## Your instructions
Copy every record exactly. Nothing may be skipped.

Dataset rows describing interfaces
-*-*-

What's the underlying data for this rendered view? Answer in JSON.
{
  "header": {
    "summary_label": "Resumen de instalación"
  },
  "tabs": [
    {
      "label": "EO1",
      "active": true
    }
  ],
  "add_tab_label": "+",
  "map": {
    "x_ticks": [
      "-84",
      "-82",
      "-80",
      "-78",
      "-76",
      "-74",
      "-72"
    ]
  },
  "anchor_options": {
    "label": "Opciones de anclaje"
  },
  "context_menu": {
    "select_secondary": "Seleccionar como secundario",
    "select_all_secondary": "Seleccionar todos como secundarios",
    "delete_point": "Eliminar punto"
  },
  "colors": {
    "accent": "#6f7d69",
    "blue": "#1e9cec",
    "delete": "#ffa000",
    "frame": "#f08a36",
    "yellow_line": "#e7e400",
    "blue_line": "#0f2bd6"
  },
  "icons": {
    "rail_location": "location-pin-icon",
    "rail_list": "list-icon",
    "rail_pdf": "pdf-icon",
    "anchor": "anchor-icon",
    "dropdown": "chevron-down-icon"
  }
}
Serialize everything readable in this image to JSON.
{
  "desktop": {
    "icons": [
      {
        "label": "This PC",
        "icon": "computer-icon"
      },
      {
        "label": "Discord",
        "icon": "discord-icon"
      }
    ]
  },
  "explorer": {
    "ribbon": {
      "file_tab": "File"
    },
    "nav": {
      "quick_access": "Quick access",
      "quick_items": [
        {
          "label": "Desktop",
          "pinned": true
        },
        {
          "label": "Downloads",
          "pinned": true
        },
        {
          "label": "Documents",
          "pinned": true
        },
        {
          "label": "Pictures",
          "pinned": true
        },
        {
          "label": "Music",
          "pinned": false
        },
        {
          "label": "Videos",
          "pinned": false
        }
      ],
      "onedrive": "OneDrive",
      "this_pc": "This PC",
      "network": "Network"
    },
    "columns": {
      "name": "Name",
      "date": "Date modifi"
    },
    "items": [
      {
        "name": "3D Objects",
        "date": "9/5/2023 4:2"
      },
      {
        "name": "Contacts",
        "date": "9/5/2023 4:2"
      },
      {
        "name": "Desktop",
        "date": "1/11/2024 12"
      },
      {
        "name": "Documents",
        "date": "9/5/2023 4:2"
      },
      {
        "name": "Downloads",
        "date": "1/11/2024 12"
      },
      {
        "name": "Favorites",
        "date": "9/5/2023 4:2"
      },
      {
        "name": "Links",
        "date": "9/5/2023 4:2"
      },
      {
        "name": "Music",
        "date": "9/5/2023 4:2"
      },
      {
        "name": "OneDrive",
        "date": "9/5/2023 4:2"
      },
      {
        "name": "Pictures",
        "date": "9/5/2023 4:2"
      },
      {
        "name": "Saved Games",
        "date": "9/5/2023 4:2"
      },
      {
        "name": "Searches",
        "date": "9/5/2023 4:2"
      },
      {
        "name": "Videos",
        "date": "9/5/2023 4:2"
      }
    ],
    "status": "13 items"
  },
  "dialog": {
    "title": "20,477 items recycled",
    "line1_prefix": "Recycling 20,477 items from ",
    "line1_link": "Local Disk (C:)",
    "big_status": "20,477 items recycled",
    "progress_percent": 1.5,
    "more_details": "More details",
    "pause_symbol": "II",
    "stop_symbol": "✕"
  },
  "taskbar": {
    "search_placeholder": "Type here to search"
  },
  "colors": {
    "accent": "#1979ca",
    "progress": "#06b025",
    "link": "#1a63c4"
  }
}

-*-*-

## Exercise answer
What's the underlying data for this rendered view? Answer in JSON.
{
  "header": {
    "summary_label": "Resumen de instalación"
  },
  "tabs": [
    {
      "label": "EO1",
      "active": true
    }
  ],
  "add_tab_label": "+",
  "map": {
    "x_ticks": [
      "-84",
      "-82",
      "-80",
      "-78",
      "-76",
      "-74",
      "-72"
    ]
  },
  "anchor_options": {
    "label": "Opciones de anclaje"
  },
  "context_menu": {
    "select_secondary": "Seleccionar como secundario",
    "select_all_secondary": "Seleccionar todos como secundarios",
    "delete_point": "Eliminar punto"
  },
  "colors": {
    "accent": "#6f7d69",
    "blue": "#1e9cec",
    "delete": "#ffa000",
    "frame": "#f08a36",
    "yellow_line": "#e7e400",
    "blue_line": "#0f2bd6"
  },
  "icons": {
    "rail_location": "location-pin-icon",
    "rail_list": "list-icon",
    "rail_pdf": "pdf-icon",
    "anchor": "anchor-icon",
    "dropdown": "chevron-down-icon"
  }
}
Serialize everything readable in this image to JSON.
{
  "desktop": {
    "icons": [
      {
        "label": "This PC",
        "icon": "computer-icon"
      },
      {
        "label": "Discord",
        "icon": "discord-icon"
      }
    ]
  },
  "explorer": {
    "ribbon": {
      "file_tab": "File"
    },
    "nav": {
      "quick_access": "Quick access",
      "quick_items": [
        {
          "label": "Desktop",
          "pinned": true
        },
        {
          "label": "Downloads",
          "pinned": true
        },
        {
          "label": "Documents",
          "pinned": true
        },
        {
          "label": "Pictures",
          "pinned": true
        },
        {
          "label": "Music",
          "pinned": false
        },
        {
          "label": "Videos",
          "pinned": false
        }
      ],
      "onedrive": "OneDrive",
      "this_pc": "This PC",
      "network": "Network"
    },
    "columns": {
      "name": "Name",
      "date": "Date modifi"
    },
    "items": [
      {
        "name": "3D Objects",
        "date": "9/5/2023 4:2"
      },
      {
        "name": "Contacts",
        "date": "9/5/2023 4:2"
      },
      {
        "name": "Desktop",
        "date": "1/11/2024 12"
      },
      {
        "name": "Documents",
        "date": "9/5/2023 4:2"
      },
      {
        "name": "Downloads",
        "date": "1/11/2024 12"
      },
      {
        "name": "Favorites",
        "date": "9/5/2023 4:2"
      },
      {
        "name": "Links",
        "date": "9/5/2023 4:2"
      },
      {
        "name": "Music",
        "date": "9/5/2023 4:2"
      },
      {
        "name": "OneDrive",
        "date": "9/5/2023 4:2"
      },
      {
        "name": "Pictures",
        "date": "9/5/2023 4:2"
      },
      {
        "name": "Saved Games",
        "date": "9/5/2023 4:2"
      },
      {
        "name": "Searches",
        "date": "9/5/2023 4:2"
      },
      {
        "name": "Videos",
        "date": "9/5/2023 4:2"
      }
    ],
    "status": "13 items"
  },
  "dialog": {
    "title": "20,477 items recycled",
    "line1_prefix": "Recycling 20,477 items from ",
    "line1_link": "Local Disk (C:)",
    "big_status": "20,477 items recycled",
    "progress_percent": 1.5,
    "more_details": "More details",
    "pause_symbol": "II",
    "stop_symbol": "✕"
  },
  "taskbar": {
    "search_placeholder": "Type here to search"
  },
  "colors": {
    "accent": "#1979ca",
    "progress": "#06b025",
    "link": "#1a63c4"
  }
}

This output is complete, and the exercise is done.